On July 12, 2017, the EEOC filed suit in the Middle District of North Carolina alleging that an employer violated the Americans with Disabilities Act (ADA) by refusing a request to telecommute from an employee with a sensitivity to workplace smells.
In the lawsuit filed against Advanced Home Care, Inc., the EEOC claims that the employee asked her supervisor on three separate occasions if she could work from home to avoid exposure to the fragrances and odors she encountered in the workplace, since those scents aggravated her asthma and COPD. However, the employee’s supervisor allegedly ignored the requests to telecommute, even though the employee worked as a case manager for patients requiring home services and could have performed her essential duties from home. The EEOC asserts that the employer’s rejection of the request to telecommute, without first conducting an individualized assessment of the requested accommodation, was a violation of the ADA.
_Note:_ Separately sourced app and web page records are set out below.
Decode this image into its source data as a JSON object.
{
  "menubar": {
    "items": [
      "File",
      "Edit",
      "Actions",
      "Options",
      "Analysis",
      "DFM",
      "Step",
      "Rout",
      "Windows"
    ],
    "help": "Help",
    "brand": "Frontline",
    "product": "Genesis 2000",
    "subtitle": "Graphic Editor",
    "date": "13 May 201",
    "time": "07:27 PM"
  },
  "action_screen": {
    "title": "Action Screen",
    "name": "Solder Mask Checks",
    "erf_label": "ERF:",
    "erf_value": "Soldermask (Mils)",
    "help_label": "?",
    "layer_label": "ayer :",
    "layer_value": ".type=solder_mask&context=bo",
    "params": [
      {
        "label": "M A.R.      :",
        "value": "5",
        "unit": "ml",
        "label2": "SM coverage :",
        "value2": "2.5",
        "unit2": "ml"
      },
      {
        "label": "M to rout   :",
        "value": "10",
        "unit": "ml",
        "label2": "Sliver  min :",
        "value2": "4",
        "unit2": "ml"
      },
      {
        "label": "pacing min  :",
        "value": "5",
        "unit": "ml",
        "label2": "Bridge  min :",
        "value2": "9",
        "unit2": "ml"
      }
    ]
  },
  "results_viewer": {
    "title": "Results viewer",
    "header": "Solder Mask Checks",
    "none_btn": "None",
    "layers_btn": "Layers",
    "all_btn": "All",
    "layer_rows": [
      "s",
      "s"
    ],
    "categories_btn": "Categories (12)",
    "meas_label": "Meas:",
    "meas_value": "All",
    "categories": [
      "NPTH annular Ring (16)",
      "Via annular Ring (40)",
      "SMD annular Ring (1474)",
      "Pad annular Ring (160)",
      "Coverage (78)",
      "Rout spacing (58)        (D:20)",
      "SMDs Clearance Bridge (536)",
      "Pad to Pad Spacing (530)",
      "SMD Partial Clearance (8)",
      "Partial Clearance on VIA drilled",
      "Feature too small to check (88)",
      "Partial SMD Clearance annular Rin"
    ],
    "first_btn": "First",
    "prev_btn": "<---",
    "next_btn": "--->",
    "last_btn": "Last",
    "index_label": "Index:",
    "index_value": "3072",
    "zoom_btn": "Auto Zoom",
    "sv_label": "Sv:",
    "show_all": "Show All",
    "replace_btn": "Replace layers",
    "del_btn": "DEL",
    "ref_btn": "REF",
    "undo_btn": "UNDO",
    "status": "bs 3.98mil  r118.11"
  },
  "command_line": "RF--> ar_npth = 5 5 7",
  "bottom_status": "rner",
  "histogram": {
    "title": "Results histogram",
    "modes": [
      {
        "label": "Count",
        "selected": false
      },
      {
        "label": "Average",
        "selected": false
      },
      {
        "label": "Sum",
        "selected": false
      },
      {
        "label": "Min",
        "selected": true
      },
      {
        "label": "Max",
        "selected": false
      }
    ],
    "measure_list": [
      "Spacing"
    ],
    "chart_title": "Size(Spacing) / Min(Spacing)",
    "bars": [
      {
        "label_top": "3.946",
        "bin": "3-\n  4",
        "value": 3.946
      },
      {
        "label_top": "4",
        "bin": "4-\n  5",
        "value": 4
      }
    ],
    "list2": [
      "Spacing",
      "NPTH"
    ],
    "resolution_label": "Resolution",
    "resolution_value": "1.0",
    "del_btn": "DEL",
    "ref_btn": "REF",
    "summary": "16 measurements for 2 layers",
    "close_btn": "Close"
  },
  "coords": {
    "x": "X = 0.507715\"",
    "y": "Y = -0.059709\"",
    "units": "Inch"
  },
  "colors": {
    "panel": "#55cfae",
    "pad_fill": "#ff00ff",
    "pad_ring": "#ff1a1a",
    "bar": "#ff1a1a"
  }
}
The filing of this lawsuit should serve as a reminder on two fronts for employers. First, an employee’s claim that he or she is allergic to certain scents or substances in the workplace should not be dismissed offhand. Frequently, the employee’s sensitivity to such scents or substances is related to an underlying respiratory condition such as asthma, COPD, or allergic rhinitis. Such conditions often constitute a disability under the ADA since they typically impact the major life activity of breathing. Second, once an employee requests to telecommute as an accommodation for a disability, that request should never be ignored. In EEOC v. Ford Motor Company, the seminal decision regarding telecommuting as an accommodation, the Sixth Circuit Court of Appeals recognized that both employers and employees must engage in a good faith “interactive process” to determine if the requested accommodation is reasonable or if it creates an undue hardship on the employer. If the employer ignores the request to telecommute and thus fails to engage in the required “interactive process” it runs a significant risk of liability for failure to accommodate. On the other hand, the employer who rejects the request to telecommute after engaging in a good faith interactive process with the employee will be in a much more defensible position should litigation result.